I want to begin to get more of a felt sense of the parts as we go along, so I'm going to call out the names of some exiles that are listed in the box in the handout. If you feel comfortable, I invite you to raise your hand if you have that part, no matter how big or small it may be. It's not all of you, it's just a part of you.
Since I created the handouts, I have almost every single one of the parts in those boxes, so I'm going to be raising my hand a lot.
One thing about parts is that a little sometimes goes a long way. I want us to connect to each of these parts in our bodies, but I also don't want us to get overwhelmed by our parts, particularly exiles. So I'm just going to ask about half of the exiles in the box so we don't get overwhelmed, and I invite you to only participate to the extent that you feel comfortable.
I want to see what managers we have in the room.
I want to see what firefighters we have in the room.
So in IFS, those are the three main parts of human personality. We're going to do a very quick psychodrama to illustrate these 3 parts in action. First I want a volunteer to play an exile–so open up your handout and take a look at the box that lists how exiles often show up, and if you are feeling up to it, I'd like to volunteer to come up here and act out an exile. I'll demonstrate 1st. I'd like you to act out your part, and also to say some things that part might say:
I'm a loser
I'm not as good as everyone else
I can't do it.
For the manager, I'd like someone to volunteer to be the minimizer, and to direct their comments at the exile. So this is my example, you can interpret your role however you want to:
This is no big deal.
You're making a mountain out of a molehill.
This is no big deal (finger wagging).
We also need a firefighter-- You can pick from four different firefighters-- a shopper, a tv watcher, a vide gamer, or a web surfer.
And I'd also like someone to come up and volunteer to be the self–this will be a nonspeaking role for this demonstration, you just need to stand here and exude some calm, confidence and clarity
So Self, I want you to just stand here and feel your fabulous qualities of calm and clarity and confidence.
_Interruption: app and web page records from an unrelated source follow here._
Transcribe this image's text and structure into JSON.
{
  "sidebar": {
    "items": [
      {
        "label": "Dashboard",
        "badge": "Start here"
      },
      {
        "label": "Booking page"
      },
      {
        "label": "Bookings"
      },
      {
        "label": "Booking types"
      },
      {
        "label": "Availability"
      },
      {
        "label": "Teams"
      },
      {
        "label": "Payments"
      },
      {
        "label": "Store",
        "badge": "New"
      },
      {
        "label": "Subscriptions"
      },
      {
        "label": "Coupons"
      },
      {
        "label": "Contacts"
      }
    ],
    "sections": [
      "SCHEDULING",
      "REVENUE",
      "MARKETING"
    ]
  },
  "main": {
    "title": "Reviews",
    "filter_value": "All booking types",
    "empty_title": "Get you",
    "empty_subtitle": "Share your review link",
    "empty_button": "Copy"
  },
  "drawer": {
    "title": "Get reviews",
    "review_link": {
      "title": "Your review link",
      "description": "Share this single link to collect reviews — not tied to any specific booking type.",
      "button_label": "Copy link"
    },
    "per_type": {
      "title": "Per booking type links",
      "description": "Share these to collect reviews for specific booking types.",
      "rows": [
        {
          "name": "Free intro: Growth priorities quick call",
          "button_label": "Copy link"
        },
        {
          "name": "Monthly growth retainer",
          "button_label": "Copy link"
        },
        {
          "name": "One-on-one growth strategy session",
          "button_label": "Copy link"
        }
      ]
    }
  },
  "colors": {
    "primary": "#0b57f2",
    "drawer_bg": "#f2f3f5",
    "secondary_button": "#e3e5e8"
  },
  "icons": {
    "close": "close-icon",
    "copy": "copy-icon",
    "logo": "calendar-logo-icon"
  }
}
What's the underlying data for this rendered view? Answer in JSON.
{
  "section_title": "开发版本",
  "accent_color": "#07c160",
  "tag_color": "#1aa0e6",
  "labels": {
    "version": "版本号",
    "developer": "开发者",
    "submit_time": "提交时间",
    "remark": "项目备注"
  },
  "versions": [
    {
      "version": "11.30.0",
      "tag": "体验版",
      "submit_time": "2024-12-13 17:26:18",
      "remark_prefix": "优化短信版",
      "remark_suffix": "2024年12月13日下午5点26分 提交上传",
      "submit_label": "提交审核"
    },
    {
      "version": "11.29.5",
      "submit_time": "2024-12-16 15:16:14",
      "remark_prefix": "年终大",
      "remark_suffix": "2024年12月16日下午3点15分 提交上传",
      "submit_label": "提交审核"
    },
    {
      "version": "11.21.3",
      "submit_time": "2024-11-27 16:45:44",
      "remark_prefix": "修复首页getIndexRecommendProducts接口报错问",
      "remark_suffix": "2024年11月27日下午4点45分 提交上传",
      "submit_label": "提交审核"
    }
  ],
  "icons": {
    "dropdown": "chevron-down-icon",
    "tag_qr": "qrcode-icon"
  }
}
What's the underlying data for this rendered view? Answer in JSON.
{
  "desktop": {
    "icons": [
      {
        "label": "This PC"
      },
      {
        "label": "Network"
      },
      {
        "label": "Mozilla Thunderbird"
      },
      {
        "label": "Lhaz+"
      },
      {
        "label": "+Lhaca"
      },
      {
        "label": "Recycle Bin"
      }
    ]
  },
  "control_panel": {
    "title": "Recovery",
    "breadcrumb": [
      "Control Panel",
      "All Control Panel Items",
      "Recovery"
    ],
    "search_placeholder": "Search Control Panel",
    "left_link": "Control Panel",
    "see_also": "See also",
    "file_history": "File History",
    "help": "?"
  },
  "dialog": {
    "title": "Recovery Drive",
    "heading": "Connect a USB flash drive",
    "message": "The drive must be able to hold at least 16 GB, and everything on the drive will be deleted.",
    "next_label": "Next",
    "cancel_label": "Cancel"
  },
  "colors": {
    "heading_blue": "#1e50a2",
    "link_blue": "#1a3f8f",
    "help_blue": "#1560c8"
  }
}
Radiate. Now I invite, you, exile to play your part. Pause. Now I invite the manager to step in and do your job. Now let's have the exile and manager at the same time. Pause. The manager's minimizing is not working–the exile still feels upset–so we need a firefighter. I invite the firefighter to leap into action. Let's hear you, firefighter. Now let's have the exile, manager and firefighter all going at once. Pause.
So you can see that as parts come on the scene, they block out the self, in the same way that clouds block the Sun. The Self is always there-- the client is naturally creative, resourceful and whole behind all these parts-- but when the parts get going, they block out the Self. So our job as coaches is to help our clients slow it down, and begin to identify their different parts as parts. Because in the moment when a client thinks to herself, “Oh I am not the one who believes I'm worthless, that's just a part of me” that creates separation between the part and the self, and that allows a little bit of the self to shine through. And that's all it takes sometimes to help our clients make the next shift they need to make.
de-role. Thanks. Back to seats.
So now I'd like to open up space for questions. We have about [10 minutes] [15 min.] if you feel comfortable you can project loudly and I will repeat back what you said or you can also queue up at the microphone.